VATICAN CITY – The Vatican is setting the stage for another Synod of Bishops in mid-October, this one aimed at turning a spotlight on the Christian communities of the Middle East.
Synods are typically drawn-out affairs, requiring several years of planning and more years of follow-up. But there's a greater sense of urgency about this synod: Pope Benedict convened it rather unexpectedly a year ago, after Church leaders from the region - particularly Iraq - requested the special assembly.
The problems of the minority Christian churches in the Middle East are well-known. A short list would include the massive emigration of Christians, political and military conflict, economic hardship, travel restrictions, discrimination and interreligious tensions, especially in predominantly Muslim countries.
The pope decided a synod was needed when he visited the Holy Land last year. The papal visit briefly turned the Church's attention to the daily struggles of Christian communities there; now the pope wants to bring those struggles to the heart of the universal Church for more systematic discussion.
The synod will run Oct. 10-24 and focus on the theme, The Catholic Church in the Middle East: Communion and Witness: "Now the company of those who believed were of one heart and soul." The quotation comes from the Acts of the Apostles, and reflects the unity of the early Church - something that plays into the agenda of this assembly.
As the Vatican explains it, the goal of the synod is to strengthen Christians in their faith identity and deepen communion among the mosaic of particular churches that exist in the region, so that they can witness the faith more effectively in their societies.
The synod's working document said life often is difficult for Christians in the Middle East, especially because of "the Israeli-Palestinian conflict and the resulting instability throughout the region."

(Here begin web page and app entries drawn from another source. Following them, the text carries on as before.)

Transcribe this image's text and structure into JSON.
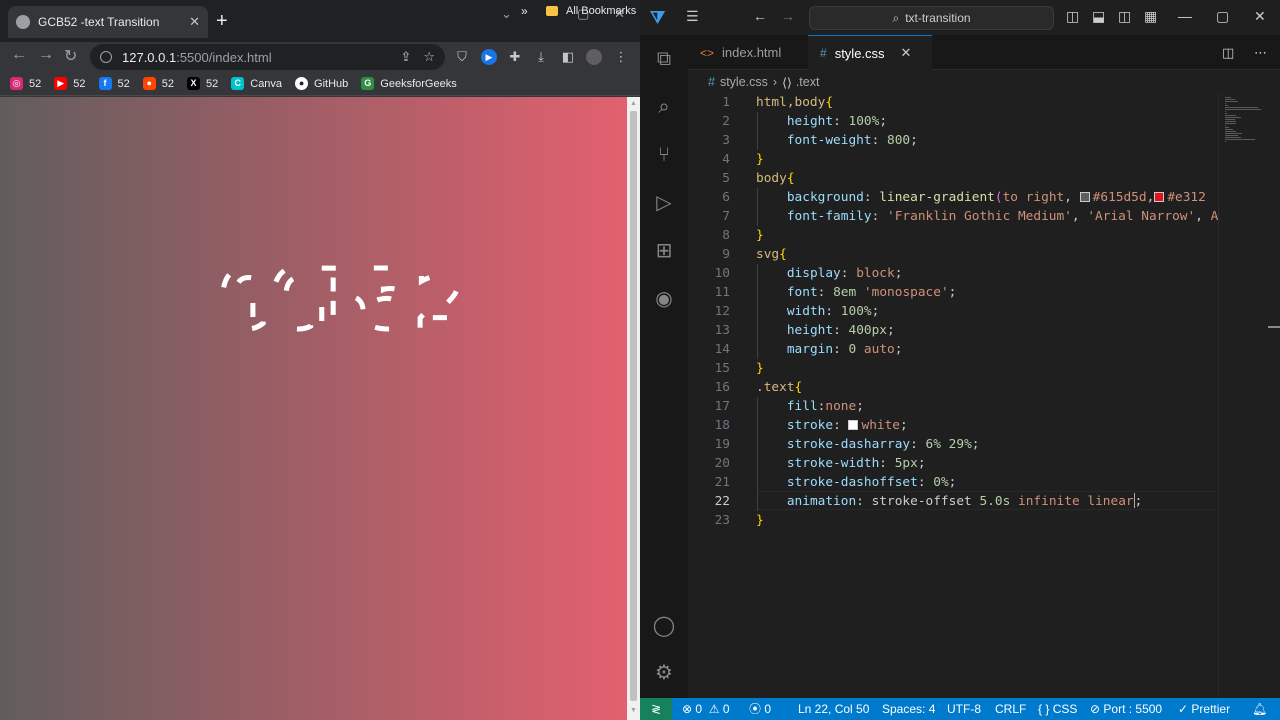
{
  "browser": {
    "tab_title": "GCB52 -text Transition",
    "url_host": "127.0.0.1",
    "url_rest": ":5500/index.html",
    "bookmarks": [
      {
        "icon": "instagram-icon",
        "label": "52",
        "color": "#d62976"
      },
      {
        "icon": "youtube-icon",
        "label": "52",
        "color": "#ff0000"
      },
      {
        "icon": "facebook-icon",
        "label": "52",
        "color": "#1877f2"
      },
      {
        "icon": "reddit-icon",
        "label": "52",
        "color": "#ff4500"
      },
      {
        "icon": "x-icon",
        "label": "52",
        "color": "#000000"
      },
      {
        "icon": "canva-icon",
        "label": "Canva",
        "color": "#00c4cc"
      },
      {
        "icon": "github-icon",
        "label": "GitHub",
        "color": "#ffffff"
      },
      {
        "icon": "geeksforgeeks-icon",
        "label": "GeeksforGeeks",
        "color": "#2f8d46"
      }
    ],
    "all_bookmarks": "All Bookmarks",
    "more_chevron": "»",
    "page_text": "GCB52",
    "gradient": [
      "#615d5d",
      "#e3606f"
    ]
  },
  "vscode": {
    "search_text": "txt-transition",
    "tabs": [
      {
        "icon": "<>",
        "label": "index.html",
        "active": false
      },
      {
        "icon": "#",
        "label": "style.css",
        "active": true
      }
    ],
    "breadcrumb": {
      "file": "style.css",
      "symbol": ".text"
    },
    "code": [
      [
        [
          "sel",
          "html,body"
        ],
        [
          "brace",
          "{"
        ]
      ],
      [
        [
          "plain",
          "    "
        ],
        [
          "prop",
          "height"
        ],
        [
          "plain",
          ": "
        ],
        [
          "num",
          "100%"
        ],
        [
          "plain",
          ";"
        ]
      ],
      [
        [
          "plain",
          "    "
        ],
        [
          "prop",
          "font-weight"
        ],
        [
          "plain",
          ": "
        ],
        [
          "num",
          "800"
        ],
        [
          "plain",
          ";"
        ]
      ],
      [
        [
          "brace",
          "}"
        ]
      ],
      [
        [
          "sel",
          "body"
        ],
        [
          "brace",
          "{"
        ]
      ],
      [
        [
          "plain",
          "    "
        ],
        [
          "prop",
          "background"
        ],
        [
          "plain",
          ": "
        ],
        [
          "fn",
          "linear-gradient"
        ],
        [
          "brace2",
          "("
        ],
        [
          "val",
          "to right"
        ],
        [
          "plain",
          ", "
        ],
        [
          "swatch",
          "#615d5d"
        ],
        [
          "val",
          "#615d5d"
        ],
        [
          "plain",
          ","
        ],
        [
          "swatch",
          "#e3121f"
        ],
        [
          "val",
          "#e312"
        ]
      ],
      [
        [
          "plain",
          "    "
        ],
        [
          "prop",
          "font-family"
        ],
        [
          "plain",
          ": "
        ],
        [
          "val",
          "'Franklin Gothic Medium'"
        ],
        [
          "plain",
          ", "
        ],
        [
          "val",
          "'Arial Narrow'"
        ],
        [
          "plain",
          ", "
        ],
        [
          "val",
          "A"
        ]
      ],
      [
        [
          "brace",
          "}"
        ]
      ],
      [
        [
          "sel",
          "svg"
        ],
        [
          "brace",
          "{"
        ]
      ],
      [
        [
          "plain",
          "    "
        ],
        [
          "prop",
          "display"
        ],
        [
          "plain",
          ": "
        ],
        [
          "val",
          "block"
        ],
        [
          "plain",
          ";"
        ]
      ],
      [
        [
          "plain",
          "    "
        ],
        [
          "prop",
          "font"
        ],
        [
          "plain",
          ": "
        ],
        [
          "num",
          "8em"
        ],
        [
          "plain",
          " "
        ],
        [
          "val",
          "'monospace'"
        ],
        [
          "plain",
          ";"
        ]
      ],
      [
        [
          "plain",
          "    "
        ],
        [
          "prop",
          "width"
        ],
        [
          "plain",
          ": "
        ],
        [
          "num",
          "100%"
        ],
        [
          "plain",
          ";"
        ]
      ],
      [
        [
          "plain",
          "    "
        ],
        [
          "prop",
          "height"
        ],
        [
          "plain",
          ": "
        ],
        [
          "num",
          "400px"
        ],
        [
          "plain",
          ";"
        ]
      ],
      [
        [
          "plain",
          "    "
        ],
        [
          "prop",
          "margin"
        ],
        [
          "plain",
          ": "
        ],
        [
          "num",
          "0"
        ],
        [
          "plain",
          " "
        ],
        [
          "val",
          "auto"
        ],
        [
          "plain",
          ";"
        ]
      ],
      [
        [
          "brace",
          "}"
        ]
      ],
      [
        [
          "sel",
          ".text"
        ],
        [
          "brace",
          "{"
        ]
      ],
      [
        [
          "plain",
          "    "
        ],
        [
          "prop",
          "fill"
        ],
        [
          "plain",
          ":"
        ],
        [
          "val",
          "none"
        ],
        [
          "plain",
          ";"
        ]
      ],
      [
        [
          "plain",
          "    "
        ],
        [
          "prop",
          "stroke"
        ],
        [
          "plain",
          ": "
        ],
        [
          "swatch",
          "#ffffff"
        ],
        [
          "val",
          "white"
        ],
        [
          "plain",
          ";"
        ]
      ],
      [
        [
          "plain",
          "    "
        ],
        [
          "prop",
          "stroke-dasharray"
        ],
        [
          "plain",
          ": "
        ],
        [
          "num",
          "6%"
        ],
        [
          "plain",
          " "
        ],
        [
          "num",
          "29%"
        ],
        [
          "plain",
          ";"
        ]
      ],
      [
        [
          "plain",
          "    "
        ],
        [
          "prop",
          "stroke-width"
        ],
        [
          "plain",
          ": "
        ],
        [
          "num",
          "5px"
        ],
        [
          "plain",
          ";"
        ]
      ],
      [
        [
          "plain",
          "    "
        ],
        [
          "prop",
          "stroke-dashoffset"
        ],
        [
          "plain",
          ": "
        ],
        [
          "num",
          "0%"
        ],
        [
          "plain",
          ";"
        ]
      ],
      [
        [
          "plain",
          "    "
        ],
        [
          "prop",
          "animation"
        ],
        [
          "plain",
          ": "
        ],
        [
          "plain",
          "stroke-offset "
        ],
        [
          "num",
          "5.0s"
        ],
        [
          "plain",
          " "
        ],
        [
          "val",
          "infinite"
        ],
        [
          "plain",
          " "
        ],
        [
          "val",
          "linear"
        ],
        [
          "caret",
          ""
        ],
        [
          "plain",
          ";"
        ]
      ],
      [
        [
          "brace",
          "}"
        ]
      ]
    ],
    "status": {
      "errors": "0",
      "warnings": "0",
      "ports": "0",
      "position": "Ln 22, Col 50",
      "spaces": "Spaces: 4",
      "encoding": "UTF-8",
      "eol": "CRLF",
      "language": "CSS",
      "port": "Port : 5500",
      "formatter": "Prettier"
    },
    "colors": {
      "accent": "#007acc",
      "remote": "#16825d"
    }
  }
}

"The menacing social situation in Iraq and the political instability of Lebanon further intensify the phenomenon," it said.
"The Israeli occupation of Palestinian Territories is creating difficulties in everyday life, inhibiting freedom of movement, the economy and religious life - access to the holy places is dependent on military permission, which is granted to some and denied to others on security grounds.
To some extent, the Christian plight in the Middle East can be seen in numbers. According to estimates provided by the Franciscan Custody of the Holy Land, there are about 16.5 million Christians in the Middle East today, representing 4.6 per cent of the population. Of that number, 5.7 million are Catholics, or 1.6 per cent of the total population.
Those numbers are down considerably from 100 years ago, and in some countries the drop has been steepest in recent years. In Iraq, Christians represented close to seven per cent of the population 30 years ago; now it's 1.2 per cent. Lebanon was the only Middle Eastern country with a Christian majority 40 years ago, but the Christian population today is thought to be well below 50 per cent.
Syria and Jordan have also experienced widespread Christian emigration, and in the Palestinian territories of the Holy Land the Christian population is estimated by Church officials at 200,000 - and only 35,000 Catholics - might be much lower.
The synod will gather bishops and other participants from Middle Eastern countries that stretch from Egypt to Iran, as well as representatives from other countries.
The main topics of the assembly have already been set out in the working document:
"Islamic states generally do not recognize religious freedom and freedom of conscience, instead they acknowledge freedom of worship, which excludes the freedom to preach a religion different from Islam, much less embrace a religion other than Islam. Furthermore, with the rise of Islamic fundamentalism, attacks against Christians are increasing almost everywhere," the document said.
This "ambiguity of modernity," as synod planners have termed it, is seen as a threat to Christians and is also an issue with many Muslims, who perceive it as a cultural invasion from the West. Protecting the nature and stability of the family is viewed as a particular concern by synod fathers.